**Requirement**: To complete the exercise, repeat every record exactly as it stands.

#### Given entries

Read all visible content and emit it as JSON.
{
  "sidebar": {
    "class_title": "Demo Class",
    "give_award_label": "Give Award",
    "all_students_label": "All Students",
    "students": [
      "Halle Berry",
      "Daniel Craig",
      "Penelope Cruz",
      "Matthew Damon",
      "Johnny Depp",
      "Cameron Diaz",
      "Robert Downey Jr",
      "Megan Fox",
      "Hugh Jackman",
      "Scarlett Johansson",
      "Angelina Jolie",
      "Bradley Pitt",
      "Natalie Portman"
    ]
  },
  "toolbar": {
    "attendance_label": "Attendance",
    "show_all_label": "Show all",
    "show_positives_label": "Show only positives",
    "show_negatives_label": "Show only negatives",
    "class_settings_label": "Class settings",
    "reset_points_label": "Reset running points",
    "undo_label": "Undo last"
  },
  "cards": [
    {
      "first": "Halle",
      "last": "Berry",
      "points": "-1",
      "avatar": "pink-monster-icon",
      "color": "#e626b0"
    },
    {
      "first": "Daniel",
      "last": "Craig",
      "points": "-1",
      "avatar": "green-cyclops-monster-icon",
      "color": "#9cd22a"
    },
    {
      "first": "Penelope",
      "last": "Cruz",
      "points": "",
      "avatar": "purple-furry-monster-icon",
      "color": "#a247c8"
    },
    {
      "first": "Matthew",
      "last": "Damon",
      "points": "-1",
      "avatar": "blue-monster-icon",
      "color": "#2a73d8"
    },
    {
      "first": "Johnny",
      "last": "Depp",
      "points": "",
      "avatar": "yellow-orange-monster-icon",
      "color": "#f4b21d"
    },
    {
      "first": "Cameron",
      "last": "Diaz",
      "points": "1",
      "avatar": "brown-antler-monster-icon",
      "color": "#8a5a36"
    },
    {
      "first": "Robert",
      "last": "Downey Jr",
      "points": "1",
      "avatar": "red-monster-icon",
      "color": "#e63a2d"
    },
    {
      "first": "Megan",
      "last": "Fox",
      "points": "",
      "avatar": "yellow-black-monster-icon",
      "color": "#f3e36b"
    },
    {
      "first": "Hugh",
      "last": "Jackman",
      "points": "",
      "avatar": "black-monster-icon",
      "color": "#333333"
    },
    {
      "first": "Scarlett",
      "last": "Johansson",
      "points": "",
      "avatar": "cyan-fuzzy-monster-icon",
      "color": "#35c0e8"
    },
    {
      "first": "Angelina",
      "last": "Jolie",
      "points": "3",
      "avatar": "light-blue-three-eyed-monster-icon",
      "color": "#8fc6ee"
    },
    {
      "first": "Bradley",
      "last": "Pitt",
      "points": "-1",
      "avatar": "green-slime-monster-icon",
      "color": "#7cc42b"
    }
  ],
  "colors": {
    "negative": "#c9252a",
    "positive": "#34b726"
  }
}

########

**Written solution**:
Read all visible content and emit it as JSON.
{
  "sidebar": {
    "class_title": "Demo Class",
    "give_award_label": "Give Award",
    "all_students_label": "All Students",
    "students": [
      "Halle Berry",
      "Daniel Craig",
      "Penelope Cruz",
      "Matthew Damon",
      "Johnny Depp",
      "Cameron Diaz",
      "Robert Downey Jr",
      "Megan Fox",
      "Hugh Jackman",
      "Scarlett Johansson",
      "Angelina Jolie",
      "Bradley Pitt",
      "Natalie Portman"
    ]
  },
  "toolbar": {
    "attendance_label": "Attendance",
    "show_all_label": "Show all",
    "show_positives_label": "Show only positives",
    "show_negatives_label": "Show only negatives",
    "class_settings_label": "Class settings",
    "reset_points_label": "Reset running points",
    "undo_label": "Undo last"
  },
  "cards": [
    {
      "first": "Halle",
      "last": "Berry",
      "points": "-1",
      "avatar": "pink-monster-icon",
      "color": "#e626b0"
    },
    {
      "first": "Daniel",
      "last": "Craig",
      "points": "-1",
      "avatar": "green-cyclops-monster-icon",
      "color": "#9cd22a"
    },
    {
      "first": "Penelope",
      "last": "Cruz",
      "points": "",
      "avatar": "purple-furry-monster-icon",
      "color": "#a247c8"
    },
    {
      "first": "Matthew",
      "last": "Damon",
      "points": "-1",
      "avatar": "blue-monster-icon",
      "color": "#2a73d8"
    },
    {
      "first": "Johnny",
      "last": "Depp",
      "points": "",
      "avatar": "yellow-orange-monster-icon",
      "color": "#f4b21d"
    },
    {
      "first": "Cameron",
      "last": "Diaz",
      "points": "1",
      "avatar": "brown-antler-monster-icon",
      "color": "#8a5a36"
    },
    {
      "first": "Robert",
      "last": "Downey Jr",
      "points": "1",
      "avatar": "red-monster-icon",
      "color": "#e63a2d"
    },
    {
      "first": "Megan",
      "last": "Fox",
      "points": "",
      "avatar": "yellow-black-monster-icon",
      "color": "#f3e36b"
    },
    {
      "first": "Hugh",
      "last": "Jackman",
      "points": "",
      "avatar": "black-monster-icon",
      "color": "#333333"
    },
    {
      "first": "Scarlett",
      "last": "Johansson",
      "points": "",
      "avatar": "cyan-fuzzy-monster-icon",
      "color": "#35c0e8"
    },
    {
      "first": "Angelina",
      "last": "Jolie",
      "points": "3",
      "avatar": "light-blue-three-eyed-monster-icon",
      "color": "#8fc6ee"
    },
    {
      "first": "Bradley",
      "last": "Pitt",
      "points": "-1",
      "avatar": "green-slime-monster-icon",
      "color": "#7cc42b"
    }
  ],
  "colors": {
    "negative": "#c9252a",
    "positive": "#34b726"
  }
}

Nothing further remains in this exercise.